  • Ecosystem-based planning and management
    The Council supports collaborative management that integrates economic, social, and ecological values and objectives, emphasizing natural rather than political boundaries.
  • Environmental protection through precaution
    The Council supports conservation of the coastal and marine environment, and urges its members to proceed with caution to avoid environmental degradation.
  • Public information and participation
    The Council is committed to a participatory process that informs and engages the public in setting priorities.

Purposes of the Council

In 1989, the Governors of Massachusetts, New Hampshire, and Maine, and the Premiers of New Brunswick and Nova Scotia established the Gulf of Maine Council on the Marine Environment for three purposes.
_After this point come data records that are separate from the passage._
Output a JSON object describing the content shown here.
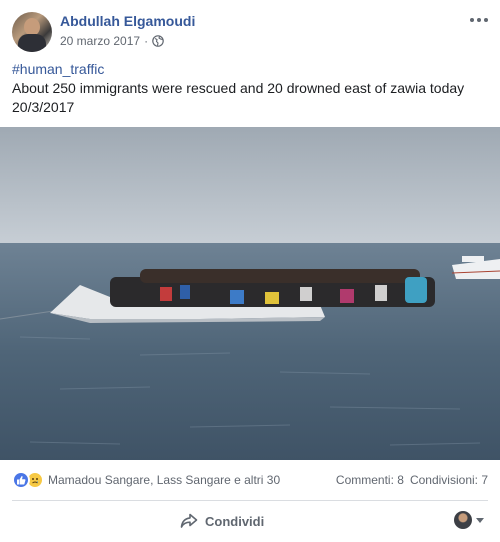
{
  "post": {
    "author": "Abdullah Elgamoudi",
    "date": "20 marzo 2017",
    "separator": "·",
    "privacy_icon": "globe-icon",
    "more_icon": "more-options-icon",
    "hashtag": "#human_traffic",
    "body": "About 250 immigrants were rescued and 20 drowned east of zawia today 20/3/2017",
    "image_icon": "photo"
  },
  "reactions": {
    "icons": [
      "like-icon",
      "sad-icon"
    ],
    "names": "Mamadou Sangare, Lass Sangare e altri 30",
    "comments": "Commenti: 8",
    "shares": "Condivisioni: 7"
  },
  "actions": {
    "share_label": "Condividi",
    "share_icon": "share-arrow-icon",
    "viewer_icon": "viewer-avatar",
    "dropdown_icon": "chevron-down-icon"
  },
  "colors": {
    "link": "#365899",
    "text": "#1c1e21",
    "muted": "#616770",
    "like": "#4a76e6",
    "sad": "#f7c944"
  }
}
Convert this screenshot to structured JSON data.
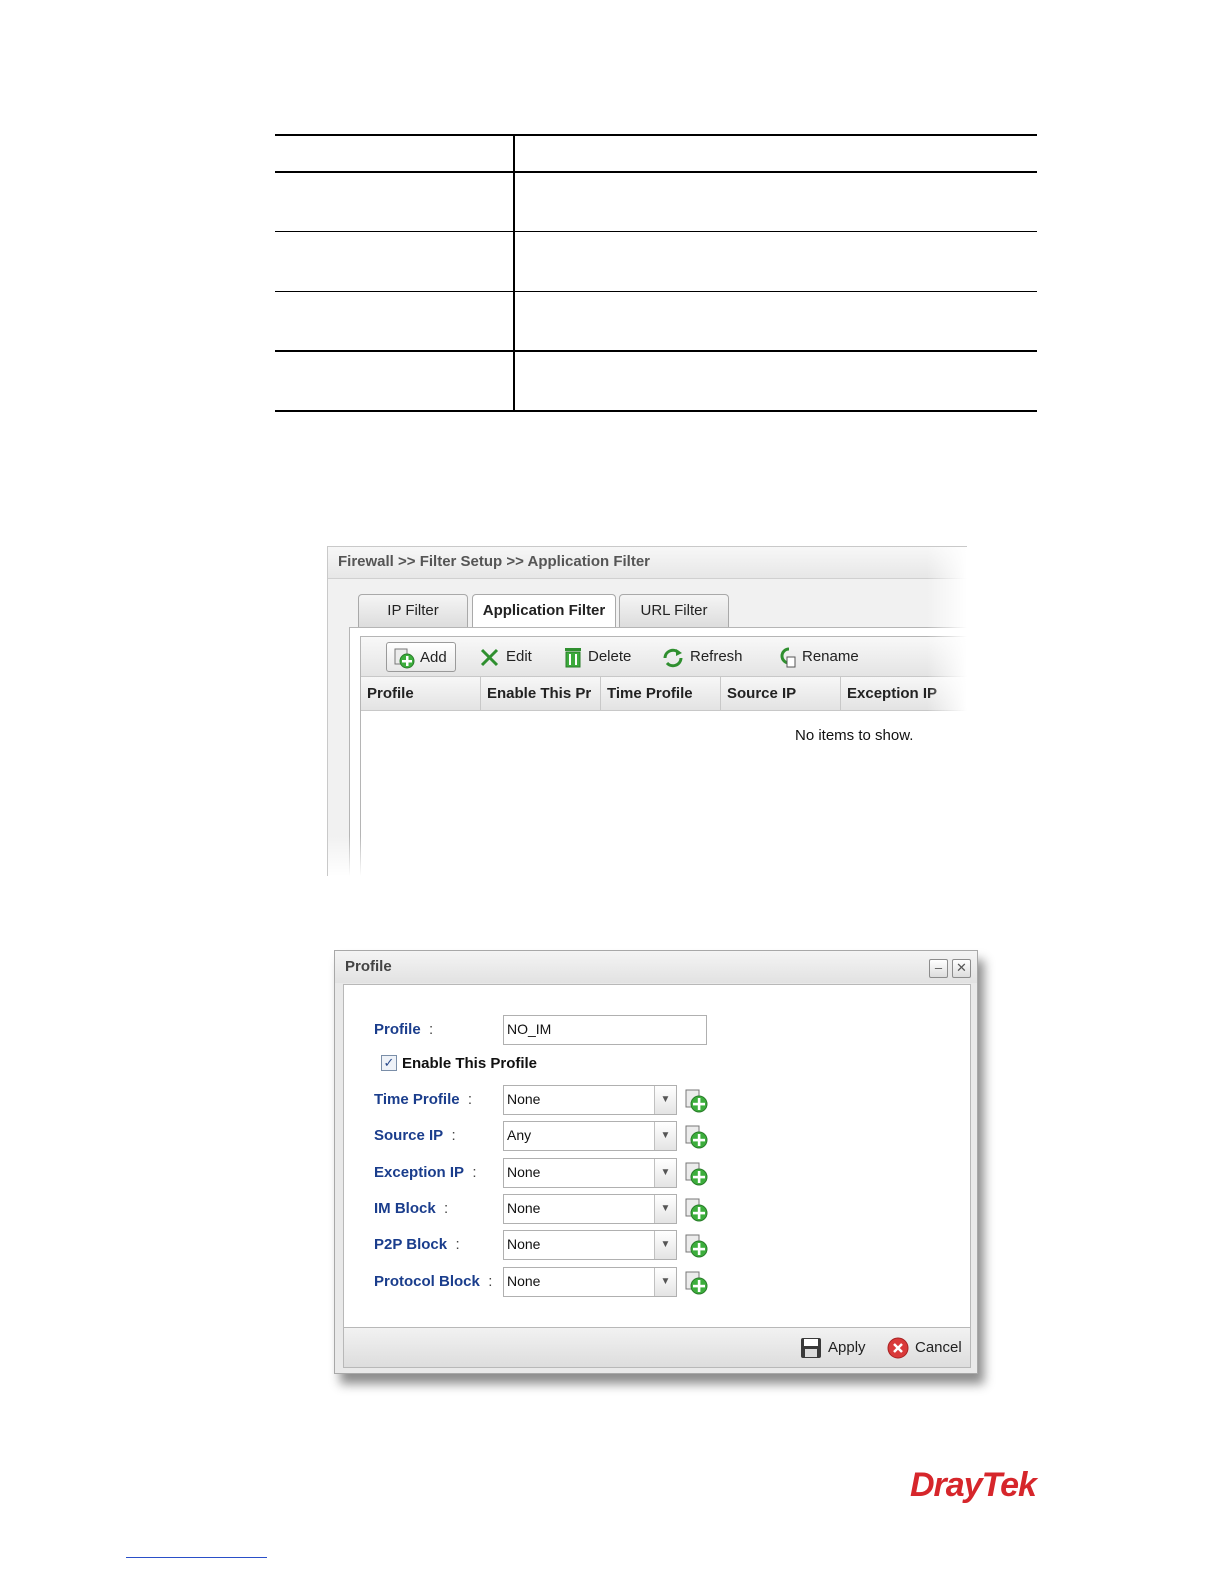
{
  "app": {
    "breadcrumb": "Firewall >> Filter Setup >> Application Filter",
    "tabs": [
      "IP Filter",
      "Application Filter",
      "URL Filter"
    ],
    "active_tab": "Application Filter",
    "toolbar": {
      "add": "Add",
      "edit": "Edit",
      "delete": "Delete",
      "refresh": "Refresh",
      "rename": "Rename"
    },
    "columns": [
      "Profile",
      "Enable This Pr",
      "Time Profile",
      "Source IP",
      "Exception IP"
    ],
    "empty_message": "No items to show."
  },
  "dialog": {
    "title": "Profile",
    "profile_label": "Profile",
    "profile_value": "NO_IM",
    "enable_label": "Enable This Profile",
    "enable_checked": true,
    "fields": [
      {
        "label": "Time Profile",
        "value": "None"
      },
      {
        "label": "Source IP",
        "value": "Any"
      },
      {
        "label": "Exception IP",
        "value": "None"
      },
      {
        "label": "IM Block",
        "value": "None"
      },
      {
        "label": "P2P Block",
        "value": "None"
      },
      {
        "label": "Protocol Block",
        "value": "None"
      }
    ],
    "apply": "Apply",
    "cancel": "Cancel"
  },
  "brand": {
    "logo": "DrayTek",
    "color": "#d6262b",
    "label_color": "#1a3d8c"
  }
}
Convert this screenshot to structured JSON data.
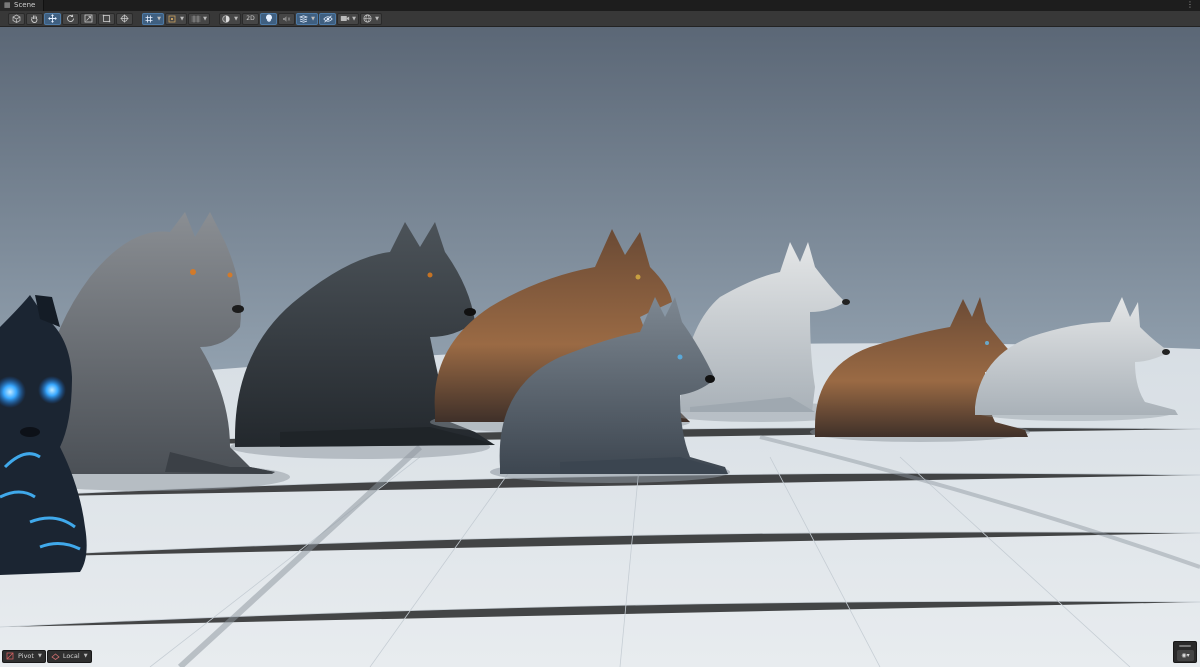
{
  "tab": {
    "label": "Scene",
    "icon": "scene-grid-icon"
  },
  "tab_menu_icon": "kebab-menu-icon",
  "toolbar": {
    "tools": [
      {
        "icon": "view-cube-icon",
        "active": false
      },
      {
        "icon": "hand-icon",
        "active": false
      },
      {
        "icon": "move-icon",
        "active": true
      },
      {
        "icon": "rotate-icon",
        "active": false
      },
      {
        "icon": "scale-icon",
        "active": false
      },
      {
        "icon": "rect-tool-icon",
        "active": false
      },
      {
        "icon": "transform-icon",
        "active": false
      }
    ],
    "two_d_label": "2D",
    "accent_color": "#4d7aa6"
  },
  "bottom_tools": {
    "pivot_label": "Pivot",
    "local_label": "Local"
  },
  "viewport": {
    "sky_top": "#5e6a78",
    "sky_bottom": "#b7c3cd",
    "floor_color": "#dfe5ea"
  }
}
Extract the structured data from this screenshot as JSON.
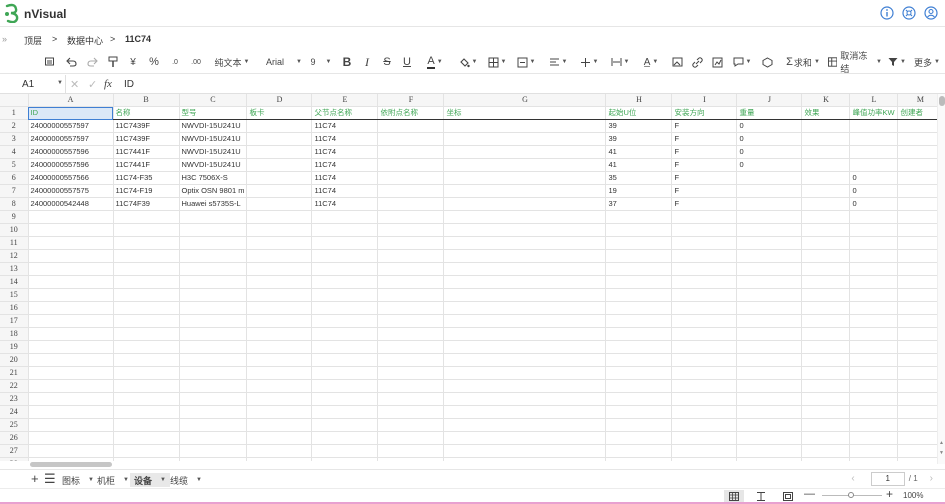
{
  "app": {
    "name": "nVisual"
  },
  "breadcrumb": {
    "root": "顶层",
    "level1": "数据中心",
    "current": "11C74",
    "sep": ">"
  },
  "toolbar": {
    "format_label": "纯文本",
    "font_family": "Arial",
    "font_size": "9",
    "currency": "¥",
    "percent": "%",
    "dec_inc": ".0",
    "dec_dec": ".00",
    "bold": "B",
    "italic": "I",
    "strike": "S",
    "underline": "U",
    "font_color": "A",
    "sum_label": "求和",
    "freeze_label": "取消冻结",
    "more_label": "更多"
  },
  "formula": {
    "cell_ref": "A1",
    "content": "ID",
    "fx": "fx"
  },
  "columns": [
    "A",
    "B",
    "C",
    "D",
    "E",
    "F",
    "G",
    "H",
    "I",
    "J",
    "K",
    "L",
    "M"
  ],
  "rows": [
    [
      "ID",
      "名称",
      "型号",
      "板卡",
      "父节点名称",
      "依附点名称",
      "坐标",
      "起始U位",
      "安装方向",
      "重量",
      "效果",
      "峰值功率KW",
      "创建者"
    ],
    [
      "24000000557597",
      "11C7439F",
      "NWVDI-15U241U",
      "",
      "11C74",
      "",
      "",
      "39",
      "F",
      "0",
      "",
      "",
      ""
    ],
    [
      "24000000557597",
      "11C7439F",
      "NWVDI-15U241U",
      "",
      "11C74",
      "",
      "",
      "39",
      "F",
      "0",
      "",
      "",
      ""
    ],
    [
      "24000000557596",
      "11C7441F",
      "NWVDI-15U241U",
      "",
      "11C74",
      "",
      "",
      "41",
      "F",
      "0",
      "",
      "",
      ""
    ],
    [
      "24000000557596",
      "11C7441F",
      "NWVDI-15U241U",
      "",
      "11C74",
      "",
      "",
      "41",
      "F",
      "0",
      "",
      "",
      ""
    ],
    [
      "24000000557566",
      "11C74-F35",
      "H3C 7506X-S",
      "",
      "11C74",
      "",
      "",
      "35",
      "F",
      "",
      "",
      "0",
      ""
    ],
    [
      "24000000557575",
      "11C74-F19",
      "Optix OSN 9801 m",
      "",
      "11C74",
      "",
      "",
      "19",
      "F",
      "",
      "",
      "0",
      ""
    ],
    [
      "24000000542448",
      "11C74F39",
      "Huawei s5735S-L",
      "",
      "11C74",
      "",
      "",
      "37",
      "F",
      "",
      "",
      "0",
      ""
    ]
  ],
  "row_count": 28,
  "sheets": [
    {
      "label": "图标"
    },
    {
      "label": "机柜"
    },
    {
      "label": "设备"
    },
    {
      "label": "线缆"
    }
  ],
  "pager": {
    "current": "1",
    "total": "/ 1"
  },
  "zoom": "100%",
  "colors": {
    "accent_green": "#3fa655",
    "selection_blue": "#3f7fd3",
    "header_blue": "#3f7fd3"
  }
}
  • To enable the region’s governments to be more effective stewards: By working together in a regional forum, state, provincial, and federal agencies learn from each other, try new approaches, and as a result are better stewards of the resources for which they are legally responsible.
  • To sustain strong partnerships: The Council works to be an effective partner and build the capacity of local and regional organizations that are addressing issues of regional concern.
  • To integrate watershed, coastal, and ocean management: The Council fosters an ecosystem-based management approach. It works to ensure that decision-makers possess the necessary information to manage human effects on the ecosystem, to preserve ecological integrity, and to sustain economically and socially healthy human communities.

Audiences of the Gulf of Maine Council

Gulf of Maine Council audience image

Role and Sphere of Influence

  • As a transboundary organization, the Council is uniquely positioned to focus on issues that require or benefit significantly from regional collaboration.
  • The Council’s work often involves collaboration at municipal, state, provincial, national, and bi-national levels.
  • While the Council does not have direct regulatory or policy-making authority of its own, its goals and outcomes are congruent with state, provincial, and federal priorities. The Council promotes progress toward common goals.
  • The Council’s work focuses on complex natural and socioeconomic systems, making it a challenge to attribute particular outcomes to the organization’s efforts. However, the Council knows that assessing results is essential for continued success.
  • A strength of the Council is that it is a coalition of people from many groups. However, this organizational structure can result in the Council’s role being camouflaged, as initiatives may occur under the banners of member and partner organizations.
  • The Council will report on regional progress toward the goals in this Action Plan. This recognition will identify the lead organizations, including direct activities of the Council, its partners, and the work of others.

Vision for the Future

Seal photoThe Council was formed in recognition of the need for natural resource and socioeconomic management spanning political and bureaucratic boundaries. Building on its past accomplishments, the Council will continue supporting region-wide information gathering and sharing (e.g., seafloor mapping, environmental monitoring, science translation to management, indicators, state-of-the-environment reporting), public outreach and education, habitat restoration, and addressing key science and policy gaps.

The Council will continue to foster innovative approaches to sharing information and enhancing collaboration. By working together in a regional forum, the states, provinces, and federal agencies learn from each other, try new approaches, and coordinate their efforts. As a result, they become better stewards of the resources for which they are responsible.

The Council will continue to nurture strong partnerships among local, regional, and national organizations that are responsive to issues of regional concern. Wherever appropriate, the Council will participate and assist these groups, often seeking to build their capacity by creating strategic alliances.

Download printer-friendly version of this page (PDF)